(Data extracted from a collection)
※ ※ ※

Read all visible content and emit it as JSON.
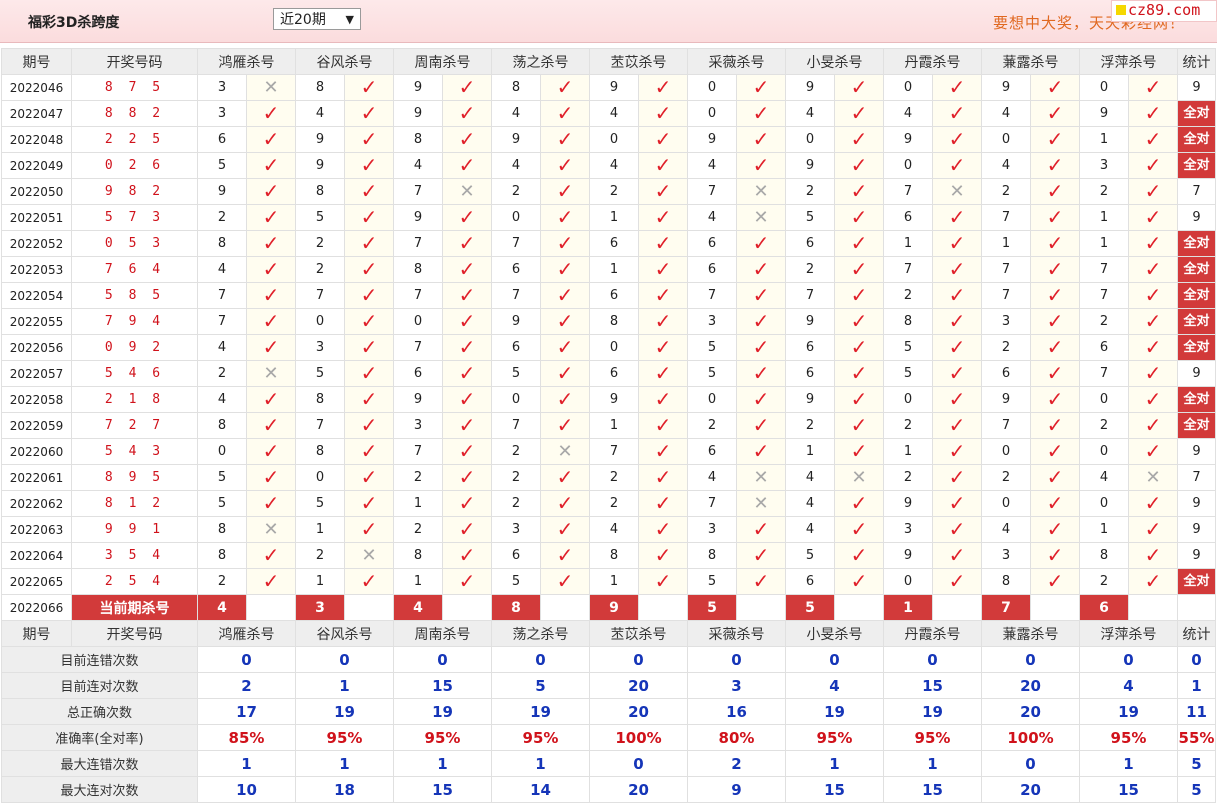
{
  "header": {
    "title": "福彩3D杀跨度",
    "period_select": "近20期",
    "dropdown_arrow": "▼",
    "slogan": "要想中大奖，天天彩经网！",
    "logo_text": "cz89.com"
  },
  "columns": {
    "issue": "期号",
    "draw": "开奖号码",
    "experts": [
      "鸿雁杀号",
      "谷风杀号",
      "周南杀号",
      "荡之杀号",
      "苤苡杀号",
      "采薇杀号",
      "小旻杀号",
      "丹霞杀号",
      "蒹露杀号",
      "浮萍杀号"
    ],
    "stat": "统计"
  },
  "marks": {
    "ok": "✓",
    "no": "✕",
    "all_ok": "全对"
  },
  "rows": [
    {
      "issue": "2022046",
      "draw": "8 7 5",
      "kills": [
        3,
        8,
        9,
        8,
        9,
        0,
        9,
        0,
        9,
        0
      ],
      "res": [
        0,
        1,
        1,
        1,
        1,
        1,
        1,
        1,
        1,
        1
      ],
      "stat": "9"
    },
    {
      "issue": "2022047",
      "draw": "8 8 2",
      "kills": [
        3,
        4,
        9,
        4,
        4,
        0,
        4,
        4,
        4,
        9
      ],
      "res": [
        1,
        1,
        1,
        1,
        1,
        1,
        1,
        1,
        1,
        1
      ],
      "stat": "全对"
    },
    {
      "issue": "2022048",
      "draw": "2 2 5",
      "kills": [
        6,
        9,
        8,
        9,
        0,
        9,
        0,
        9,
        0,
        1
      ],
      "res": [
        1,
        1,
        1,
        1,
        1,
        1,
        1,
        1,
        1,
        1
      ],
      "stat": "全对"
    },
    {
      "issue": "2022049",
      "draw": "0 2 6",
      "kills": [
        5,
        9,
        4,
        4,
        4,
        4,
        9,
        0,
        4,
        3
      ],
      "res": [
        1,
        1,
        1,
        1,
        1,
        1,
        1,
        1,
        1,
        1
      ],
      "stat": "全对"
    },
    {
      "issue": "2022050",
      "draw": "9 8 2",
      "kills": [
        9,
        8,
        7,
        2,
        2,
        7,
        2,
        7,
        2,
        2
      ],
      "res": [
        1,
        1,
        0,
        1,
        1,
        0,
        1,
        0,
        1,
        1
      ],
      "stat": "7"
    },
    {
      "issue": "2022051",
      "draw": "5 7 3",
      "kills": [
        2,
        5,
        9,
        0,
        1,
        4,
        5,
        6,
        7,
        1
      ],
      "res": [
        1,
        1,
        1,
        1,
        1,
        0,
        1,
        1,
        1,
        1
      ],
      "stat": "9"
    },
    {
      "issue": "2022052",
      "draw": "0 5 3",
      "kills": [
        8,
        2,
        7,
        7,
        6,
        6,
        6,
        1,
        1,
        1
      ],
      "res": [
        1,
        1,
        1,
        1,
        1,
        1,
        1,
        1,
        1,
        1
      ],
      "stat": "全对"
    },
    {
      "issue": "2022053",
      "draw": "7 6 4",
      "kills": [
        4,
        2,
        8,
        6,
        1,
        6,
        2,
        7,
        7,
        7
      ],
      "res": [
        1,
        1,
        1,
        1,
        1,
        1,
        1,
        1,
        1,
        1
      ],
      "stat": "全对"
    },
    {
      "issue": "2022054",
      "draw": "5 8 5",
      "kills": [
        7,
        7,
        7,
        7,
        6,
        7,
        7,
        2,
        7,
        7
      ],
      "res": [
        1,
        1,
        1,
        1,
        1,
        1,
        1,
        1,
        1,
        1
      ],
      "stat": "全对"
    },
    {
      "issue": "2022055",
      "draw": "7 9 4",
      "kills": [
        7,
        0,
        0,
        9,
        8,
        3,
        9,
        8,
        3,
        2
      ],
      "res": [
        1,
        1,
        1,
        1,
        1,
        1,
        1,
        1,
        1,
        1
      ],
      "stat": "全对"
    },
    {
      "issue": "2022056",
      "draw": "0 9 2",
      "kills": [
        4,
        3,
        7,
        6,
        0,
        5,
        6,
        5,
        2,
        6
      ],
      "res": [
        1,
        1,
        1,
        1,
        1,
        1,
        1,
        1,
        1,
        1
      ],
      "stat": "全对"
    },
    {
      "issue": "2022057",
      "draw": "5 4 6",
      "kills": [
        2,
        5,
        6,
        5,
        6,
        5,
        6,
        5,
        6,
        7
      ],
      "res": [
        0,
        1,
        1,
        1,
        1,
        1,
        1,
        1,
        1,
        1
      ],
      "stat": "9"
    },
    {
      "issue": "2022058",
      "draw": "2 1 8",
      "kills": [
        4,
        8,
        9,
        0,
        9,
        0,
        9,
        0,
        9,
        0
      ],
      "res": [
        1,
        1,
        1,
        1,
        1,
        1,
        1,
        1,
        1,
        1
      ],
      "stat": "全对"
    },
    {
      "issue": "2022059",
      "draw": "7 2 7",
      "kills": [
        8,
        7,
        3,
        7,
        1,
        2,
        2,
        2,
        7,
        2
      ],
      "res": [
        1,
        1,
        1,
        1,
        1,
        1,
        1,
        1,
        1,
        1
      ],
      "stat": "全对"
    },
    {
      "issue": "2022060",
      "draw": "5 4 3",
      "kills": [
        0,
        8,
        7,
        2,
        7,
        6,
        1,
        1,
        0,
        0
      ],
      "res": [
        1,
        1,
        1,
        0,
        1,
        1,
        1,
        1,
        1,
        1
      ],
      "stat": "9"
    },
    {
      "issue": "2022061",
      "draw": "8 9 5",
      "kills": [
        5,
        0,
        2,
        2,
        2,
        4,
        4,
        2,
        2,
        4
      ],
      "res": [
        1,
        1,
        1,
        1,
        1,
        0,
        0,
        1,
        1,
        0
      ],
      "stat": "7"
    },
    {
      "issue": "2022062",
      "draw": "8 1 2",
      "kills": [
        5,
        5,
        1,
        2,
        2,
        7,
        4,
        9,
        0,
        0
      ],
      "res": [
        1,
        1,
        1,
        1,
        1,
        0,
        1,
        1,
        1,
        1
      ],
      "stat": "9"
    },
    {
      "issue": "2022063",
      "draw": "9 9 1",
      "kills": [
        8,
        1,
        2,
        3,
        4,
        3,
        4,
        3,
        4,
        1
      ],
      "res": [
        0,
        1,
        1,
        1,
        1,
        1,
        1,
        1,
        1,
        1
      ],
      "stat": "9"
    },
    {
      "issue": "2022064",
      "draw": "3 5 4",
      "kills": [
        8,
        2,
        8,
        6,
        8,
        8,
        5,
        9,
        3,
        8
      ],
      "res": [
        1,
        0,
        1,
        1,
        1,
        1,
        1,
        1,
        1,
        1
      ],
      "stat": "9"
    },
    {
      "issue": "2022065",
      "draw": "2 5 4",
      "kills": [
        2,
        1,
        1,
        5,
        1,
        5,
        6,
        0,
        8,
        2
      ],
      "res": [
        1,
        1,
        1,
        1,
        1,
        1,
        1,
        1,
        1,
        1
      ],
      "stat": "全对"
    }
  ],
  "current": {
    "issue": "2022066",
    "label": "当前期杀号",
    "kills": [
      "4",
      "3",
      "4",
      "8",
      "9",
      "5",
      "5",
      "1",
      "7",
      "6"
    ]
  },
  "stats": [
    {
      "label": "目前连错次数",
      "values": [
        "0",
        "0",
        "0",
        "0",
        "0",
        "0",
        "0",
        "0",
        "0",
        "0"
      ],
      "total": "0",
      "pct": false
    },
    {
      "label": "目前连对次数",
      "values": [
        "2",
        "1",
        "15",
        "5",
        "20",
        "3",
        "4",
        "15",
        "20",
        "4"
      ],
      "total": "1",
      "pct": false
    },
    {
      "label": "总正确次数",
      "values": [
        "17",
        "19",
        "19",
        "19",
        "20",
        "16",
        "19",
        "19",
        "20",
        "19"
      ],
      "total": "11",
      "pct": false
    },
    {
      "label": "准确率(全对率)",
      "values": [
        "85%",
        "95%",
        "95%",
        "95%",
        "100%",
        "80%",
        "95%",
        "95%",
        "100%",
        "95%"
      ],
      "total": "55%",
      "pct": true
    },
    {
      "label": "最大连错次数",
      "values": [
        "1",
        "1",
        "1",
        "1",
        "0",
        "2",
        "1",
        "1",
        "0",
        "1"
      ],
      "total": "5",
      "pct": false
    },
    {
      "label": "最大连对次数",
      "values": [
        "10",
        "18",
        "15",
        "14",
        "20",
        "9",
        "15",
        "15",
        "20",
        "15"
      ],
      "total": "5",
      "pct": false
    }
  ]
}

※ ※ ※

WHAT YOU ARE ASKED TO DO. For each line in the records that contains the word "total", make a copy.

WRITTEN RESPONSE.
      "total": "0",
      "total": "1",
      "total": "11",
      "total": "55%",
      "total": "5",
      "total": "5",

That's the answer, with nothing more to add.